Hudson-Ziegler said she is hesitant to sign the contract because the lending group has told her it will honor only $11,500 of her $41,000 deposit.

"I've been living in a state of limbo," said Hudson-Ziegler, a fashion model. "I realize that everyone wants the best possible deal ... but {the new owners} are definitely going to profit from this.

"I've lived for most of the past year with packed boxes," Hudson-Ziegler said. After the new owners took over, she said, she unpacked those boxes because she felt her situation would be resolved. "Now I don't know if I should pack again. It's been horrible."

William Faulkner, a State Department foreign service officer, signed a contract for a one-bedroom Atrium unit in October 1985. Although he was allowed to move into his apartment last August, he is still waiting to close on the deal.

"I'm getting tired of living like a nomad," said Faulkner, who added that the new owners want to increase his unit's original sales contract by $5,000. In addition, because he has been living in the unit for more than one year, the new owners will not give him a sales warranty on his apartment should a deal be struck.

Other unit owners and would-be buyers complained that various amenities, such as the Atrium's swimming pool, tennis courts and health club, have yet to open. They also said lobby furniture is lacking, paint is peeling and various cleaning and security problems have arisen over the past year.

In addition, unit owners said they are confused about what their responsibility will be in paying off more than $6 million in liens that were placed against the Atrium by the building's construction firm and two subcontractors.

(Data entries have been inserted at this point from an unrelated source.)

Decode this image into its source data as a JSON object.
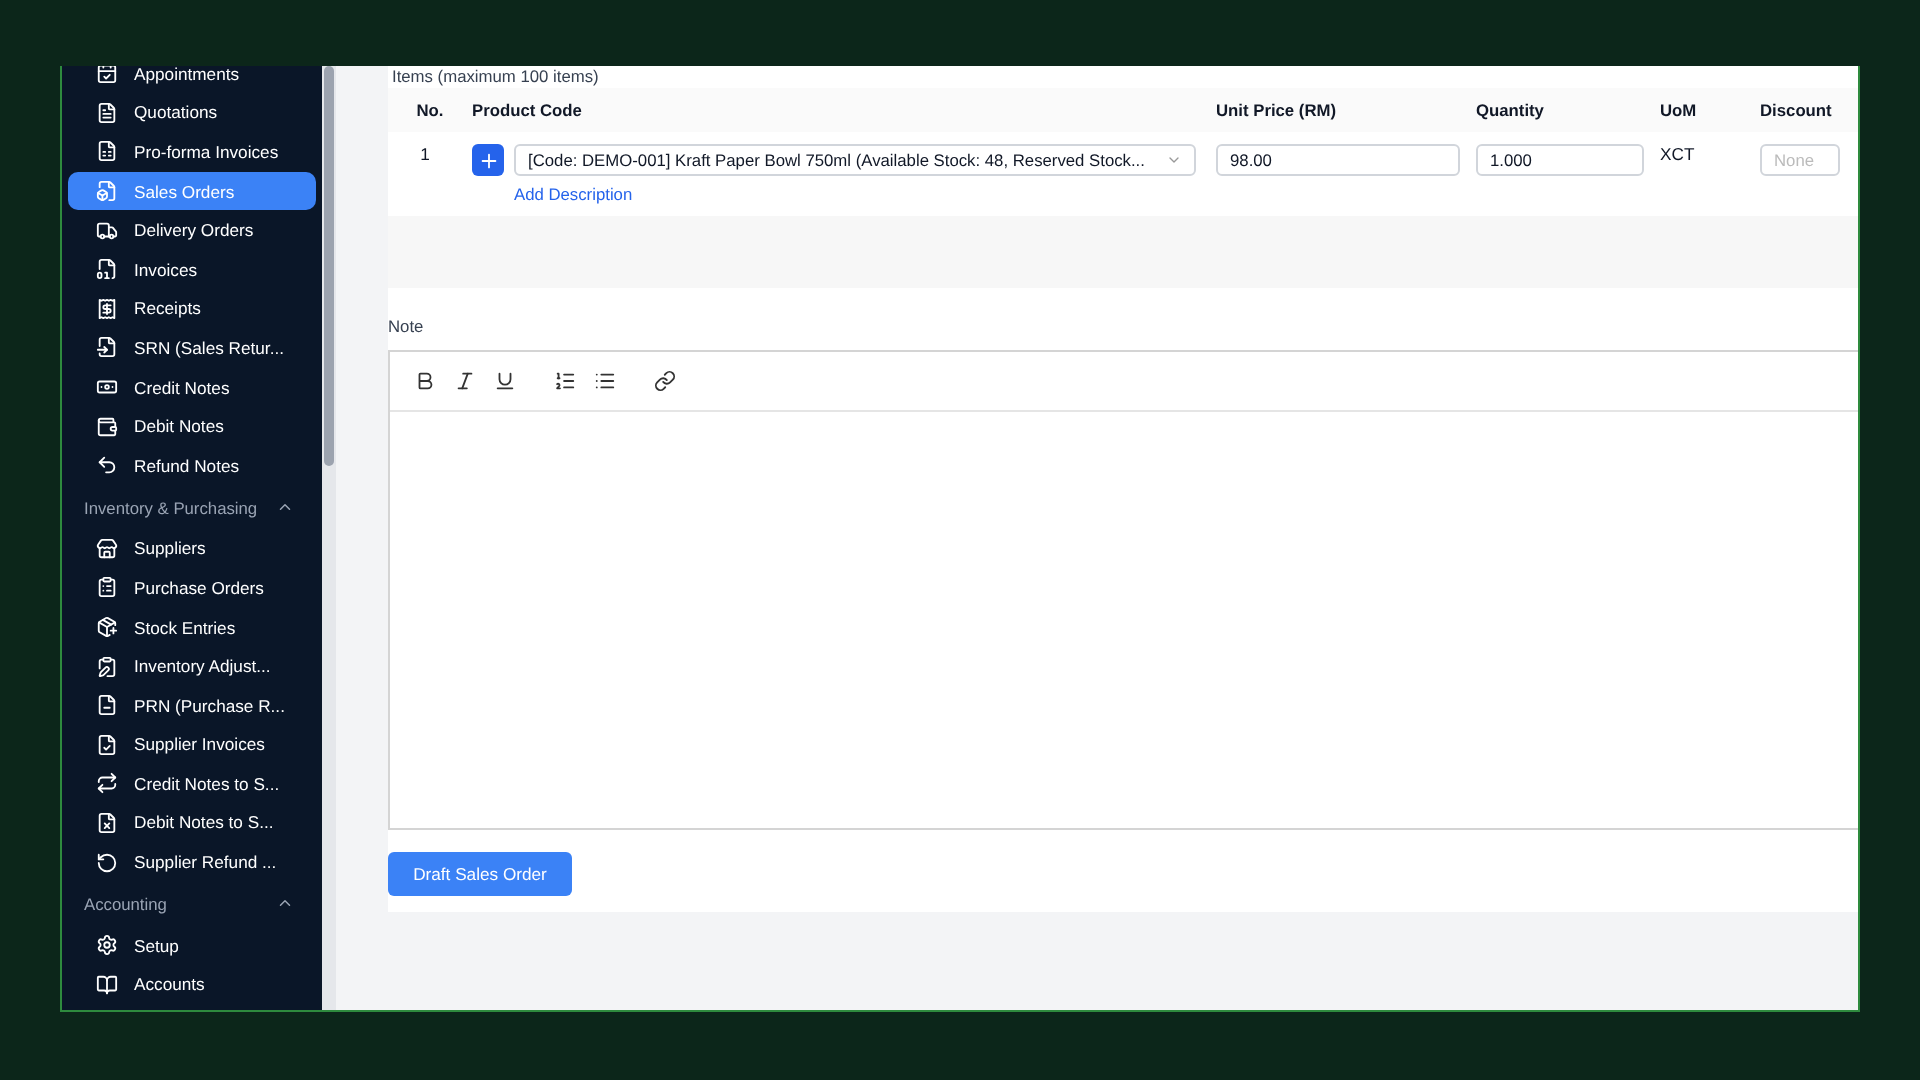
{
  "sidebar": {
    "groups": [
      {
        "items": [
          {
            "label": "Appointments",
            "selected": false
          },
          {
            "label": "Quotations",
            "selected": false
          },
          {
            "label": "Pro-forma Invoices",
            "selected": false
          },
          {
            "label": "Sales Orders",
            "selected": true
          },
          {
            "label": "Delivery Orders",
            "selected": false
          },
          {
            "label": "Invoices",
            "selected": false
          },
          {
            "label": "Receipts",
            "selected": false
          },
          {
            "label": "SRN (Sales Retur...",
            "selected": false
          },
          {
            "label": "Credit Notes",
            "selected": false
          },
          {
            "label": "Debit Notes",
            "selected": false
          },
          {
            "label": "Refund Notes",
            "selected": false
          }
        ]
      },
      {
        "title": "Inventory & Purchasing",
        "expanded": true,
        "items": [
          {
            "label": "Suppliers",
            "selected": false
          },
          {
            "label": "Purchase Orders",
            "selected": false
          },
          {
            "label": "Stock Entries",
            "selected": false
          },
          {
            "label": "Inventory Adjust...",
            "selected": false
          },
          {
            "label": "PRN (Purchase R...",
            "selected": false
          },
          {
            "label": "Supplier Invoices",
            "selected": false
          },
          {
            "label": "Credit Notes to S...",
            "selected": false
          },
          {
            "label": "Debit Notes to S...",
            "selected": false
          },
          {
            "label": "Supplier Refund ...",
            "selected": false
          }
        ]
      },
      {
        "title": "Accounting",
        "expanded": true,
        "items": [
          {
            "label": "Setup",
            "selected": false
          },
          {
            "label": "Accounts",
            "selected": false
          }
        ]
      }
    ]
  },
  "items": {
    "title": "Items (maximum 100 items)",
    "columns": [
      "No.",
      "Product Code",
      "Unit Price (RM)",
      "Quantity",
      "UoM",
      "Discount"
    ],
    "rows": [
      {
        "no": "1",
        "product": "[Code: DEMO-001] Kraft Paper Bowl 750ml (Available Stock: 48, Reserved Stock...",
        "add_description": "Add Description",
        "unit_price": "98.00",
        "quantity": "1.000",
        "uom": "XCT",
        "discount_placeholder": "None"
      }
    ]
  },
  "note": {
    "label": "Note"
  },
  "submit_button": "Draft Sales Order"
}
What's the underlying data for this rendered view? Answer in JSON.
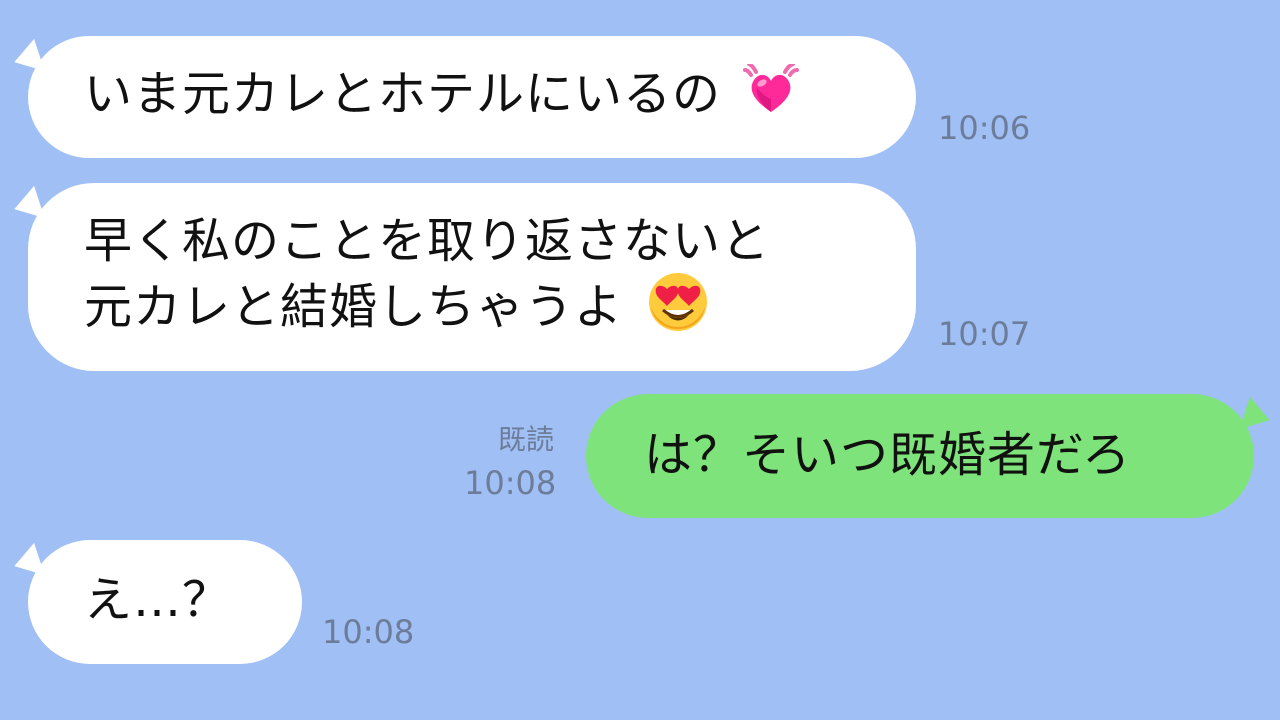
{
  "chat": {
    "messages": [
      {
        "id": "msg1",
        "direction": "incoming",
        "text": "いま元カレとホテルにいるの",
        "emoji": "heart-icon",
        "time": "10:06"
      },
      {
        "id": "msg2",
        "direction": "incoming",
        "lines": [
          "早く私のことを取り返さないと",
          "元カレと結婚しちゃうよ"
        ],
        "emoji": "heart-eyes-smiley-icon",
        "time": "10:07"
      },
      {
        "id": "msg3",
        "direction": "outgoing",
        "text": "は？そいつ既婚者だろ",
        "read_label": "既読",
        "time": "10:08"
      },
      {
        "id": "msg4",
        "direction": "incoming",
        "text": "え…？",
        "time": "10:08"
      }
    ],
    "colors": {
      "background": "#9fbff5",
      "incoming_bubble": "#ffffff",
      "outgoing_bubble": "#7ee37a",
      "meta_text": "#6d7d99"
    }
  }
}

"There are a lot of issues remaining," said Van Sinclair, a Vienna attorney who represents a group of the Atrium's owners and buyers. "Time is going by, and there are a lot of people still living in a state of uncertainty. The goodwill generated by assurances {from the Atrium's new owners} is in danger of eroding away."